General Magic was the brainchild of Apple’s Marc Porat, once labeled a “wizard with a business plan.” Months before the U.S. Olympic Basketball program started assembling its “dream team” in 1991, Porat began assembling his own all-star squad of coding legends and design and hardware gurus from within Apple’s ranks. Leading the talented crew of tech wizards were co-founders Bill Atkinson and Andy Hertzfeld — two of Macintosh’s key designers — as well as artist Susan Kare (designer of the trash can and other Mac icons).
General Magic’s vision was more an illusion than a reality.
Technology startups are often born in garages, but as the Los Angeles Timesobserved, “General Magic was born in a mansion.” Apple Chairman John Sculley, also on General Magic’s board, helped Porat build his dream team, and Apple, likely trying to hedge its bets with its own hand-held project, Newton, came aboard early with $10 million in seed money. The secret startup initially flew under the radar, but as it began drawing more big-name investors and partners, including AT&T, Sanyo and Sony, word got out.

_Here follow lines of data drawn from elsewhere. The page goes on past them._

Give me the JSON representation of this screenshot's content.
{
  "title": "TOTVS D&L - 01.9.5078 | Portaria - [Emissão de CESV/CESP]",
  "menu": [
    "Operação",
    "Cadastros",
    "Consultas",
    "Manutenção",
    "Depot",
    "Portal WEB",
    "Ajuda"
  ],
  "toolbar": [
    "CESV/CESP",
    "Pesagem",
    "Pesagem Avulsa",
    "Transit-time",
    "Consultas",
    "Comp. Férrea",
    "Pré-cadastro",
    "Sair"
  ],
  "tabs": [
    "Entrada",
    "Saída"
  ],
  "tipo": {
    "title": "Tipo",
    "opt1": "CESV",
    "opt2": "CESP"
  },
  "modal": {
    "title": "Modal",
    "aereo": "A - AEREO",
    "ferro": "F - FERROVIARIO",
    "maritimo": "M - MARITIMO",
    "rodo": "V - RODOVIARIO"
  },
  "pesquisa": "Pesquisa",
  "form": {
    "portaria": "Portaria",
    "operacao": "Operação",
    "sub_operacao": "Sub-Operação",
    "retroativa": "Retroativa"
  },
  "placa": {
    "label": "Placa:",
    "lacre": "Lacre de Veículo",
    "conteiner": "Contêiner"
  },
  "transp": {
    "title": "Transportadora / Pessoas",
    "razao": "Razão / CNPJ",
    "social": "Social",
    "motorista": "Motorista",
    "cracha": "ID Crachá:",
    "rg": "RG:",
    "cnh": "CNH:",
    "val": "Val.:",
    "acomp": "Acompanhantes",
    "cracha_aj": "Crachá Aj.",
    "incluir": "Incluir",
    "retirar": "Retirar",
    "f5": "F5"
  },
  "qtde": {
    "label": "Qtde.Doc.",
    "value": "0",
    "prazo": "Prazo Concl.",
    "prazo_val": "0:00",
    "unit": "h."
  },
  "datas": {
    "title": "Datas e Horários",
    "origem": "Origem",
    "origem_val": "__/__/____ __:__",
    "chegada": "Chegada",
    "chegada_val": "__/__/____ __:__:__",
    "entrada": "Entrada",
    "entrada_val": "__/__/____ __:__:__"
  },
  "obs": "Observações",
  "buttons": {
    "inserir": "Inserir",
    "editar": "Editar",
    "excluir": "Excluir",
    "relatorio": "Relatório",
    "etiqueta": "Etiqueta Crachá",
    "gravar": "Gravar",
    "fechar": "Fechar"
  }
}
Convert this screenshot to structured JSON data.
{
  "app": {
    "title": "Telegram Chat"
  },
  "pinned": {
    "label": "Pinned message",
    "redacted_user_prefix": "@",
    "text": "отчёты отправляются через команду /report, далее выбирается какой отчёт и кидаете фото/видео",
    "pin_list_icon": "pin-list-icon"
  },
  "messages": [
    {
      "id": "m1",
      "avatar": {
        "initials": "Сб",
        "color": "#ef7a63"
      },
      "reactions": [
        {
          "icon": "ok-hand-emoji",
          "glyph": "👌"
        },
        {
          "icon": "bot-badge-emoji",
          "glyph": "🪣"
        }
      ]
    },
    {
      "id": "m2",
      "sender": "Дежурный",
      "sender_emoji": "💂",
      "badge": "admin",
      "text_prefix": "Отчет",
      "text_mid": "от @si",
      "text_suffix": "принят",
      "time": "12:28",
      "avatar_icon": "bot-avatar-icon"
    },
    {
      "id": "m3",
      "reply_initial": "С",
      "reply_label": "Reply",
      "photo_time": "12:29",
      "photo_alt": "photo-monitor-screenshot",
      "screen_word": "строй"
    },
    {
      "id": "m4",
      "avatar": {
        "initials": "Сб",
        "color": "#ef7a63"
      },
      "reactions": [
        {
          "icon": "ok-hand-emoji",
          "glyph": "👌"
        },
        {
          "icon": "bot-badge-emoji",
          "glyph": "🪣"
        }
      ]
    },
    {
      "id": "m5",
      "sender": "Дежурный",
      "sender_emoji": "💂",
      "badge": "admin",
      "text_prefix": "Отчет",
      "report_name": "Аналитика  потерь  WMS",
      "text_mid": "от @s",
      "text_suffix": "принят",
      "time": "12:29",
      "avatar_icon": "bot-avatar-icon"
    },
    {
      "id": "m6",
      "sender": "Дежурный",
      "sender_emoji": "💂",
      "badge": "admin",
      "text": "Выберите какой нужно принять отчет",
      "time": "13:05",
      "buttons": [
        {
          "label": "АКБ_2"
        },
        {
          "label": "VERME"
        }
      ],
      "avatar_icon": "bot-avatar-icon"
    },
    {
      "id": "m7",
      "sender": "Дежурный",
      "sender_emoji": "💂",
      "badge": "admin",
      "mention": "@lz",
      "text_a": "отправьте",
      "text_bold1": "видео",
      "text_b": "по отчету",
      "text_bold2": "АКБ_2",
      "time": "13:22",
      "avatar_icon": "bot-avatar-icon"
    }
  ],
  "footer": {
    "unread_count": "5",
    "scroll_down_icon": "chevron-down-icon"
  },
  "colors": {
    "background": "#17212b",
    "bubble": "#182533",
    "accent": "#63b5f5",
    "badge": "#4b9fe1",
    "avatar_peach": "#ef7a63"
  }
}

Almost 17 years before the iPhone, General Magic’s aim was nothing less than a pocket-size communications device that could send messages, perform computing and make calls. The company called a dramatic press conference in February 1993 to announce two key components of that device: Magic Cap (a user-friendly operating system) and Telescript (a telecommunications language to allow devices to communicate across different networks). Industry observers raved that the company was creating “the digital version of English” to go with its hand-held personal assistant of the future. General Magic raised almost $90 million, and another $82 million at its 1995 initial public offering. Silicon Valley’s brightest angled to work at its Mountain View headquarters, equipped with free-roaming rabbits and conference rooms named after famous illusionists like Houdini.